Its transitory claim to fame is that it was the first to use the Commuter name, one that was to fall into general use half a century later. Setting the Table. During the first approximate half-decade, , of the development of air transport in the United States excluding the historic Tampa Bay operation each of these small companies contributed, in their small way, to set the stage for greater things in , when the government decided that the time had come to encourage the spirit of private enterprise with a subsidy, through the agency of the US Post Office mail payments to contracted air mail carriers.

The Post Office itself, with its own air service, established hitherto unexplored standards of operation, particularly in the maintenance of the aircraft and the emphasis sometimes over-emphasis on punctuality and regularity. It stimulated the construction of the Lighted Airway, which was a factor in ensuring that, once the permanent, well-capitalized, airlines got under way in , elements of navigational aids were in place to guide the pilots. Above all, Aeromarine had demonstrated how an airline could be run, and that, given a reasonably comfortable cabin, passengers would fly in aeroplanes, however dangerous the barnstormers tried to present the heavier-than-air machines.
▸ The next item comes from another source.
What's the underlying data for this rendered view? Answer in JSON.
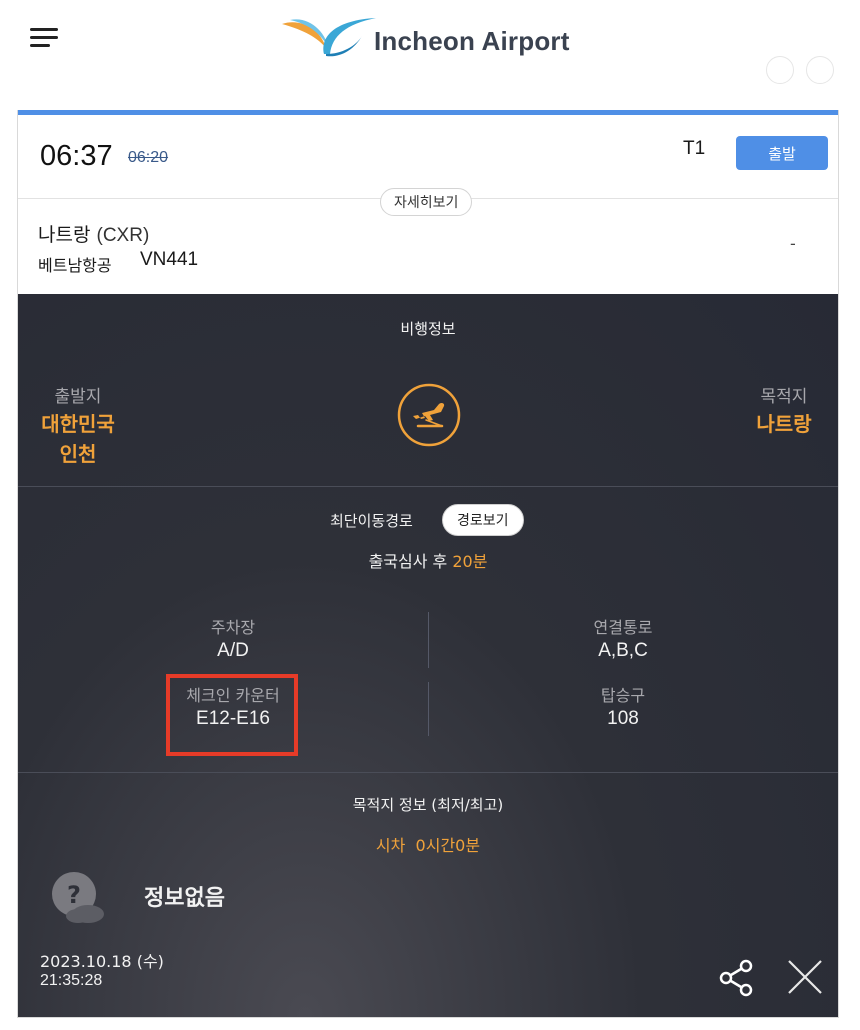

But Inglis Uppercu also demonstrated that, without government help, aeronautical technology was not yet at a stage that it could be financially viable. Curiously, one company, the Lawson Air Line, was the one that gained the most publicity at the time, mainly because of the vigorous promotion by its owner, Alfred Lawson. Yet he never operated a single route, although he did make a spectacular flight or two with a large passenger-carrying machine that was apparently based on the British Handley Page aircraft then operating in Europe.

Aviation in Early Los Angeles

In that continent, the British and the French had converted wartime bombers to carry passengers - "swords into ploughshares" - and the Germans were designing passenger-carrying metal mini-liners. The Americans dragged their feet. Nevertheless, and primitive though the now-forgotten airlines of the early s were, they played their part.

Their achievement, fragmented, uncoordinated, and sadly unrecognized today, was to do the groundbreaking in an unprepared environment, and to lay the foundations of the United States air transport industry, which in a few short years, was to dominate the airways of the world. Liste des illustrations Advertisment : "The hole in the wall" [link] Map of the air routes in the United States [link] U. Airline [link]. Davies Smithsonian Institution, Washington ] A Question of Definition Every few years, one of the leading United States domestic airlines - United, American, Delta or TWA, for example - will celebrate an anniversary of its birth and customarily will trace its history back to an ancestor airline, and claim to be the oldest airline in the United States.

A Question of Record-Keeping One reason why the annals of the pre- airlines have not been handed down for posterity is simply because of a possibly unintentional accident by R. DAVIES an administration that was confronted with an entirely new form of transport and technology, and of which no authority, official or otherwise, had been charged to keep records.

The World's First Airline Strangely, the right to claim, with justifiable pride, that the first commercial airline in the world was in the United States was ignored by the Commerce Department. In July , the Il'ya Muromets made an historic R.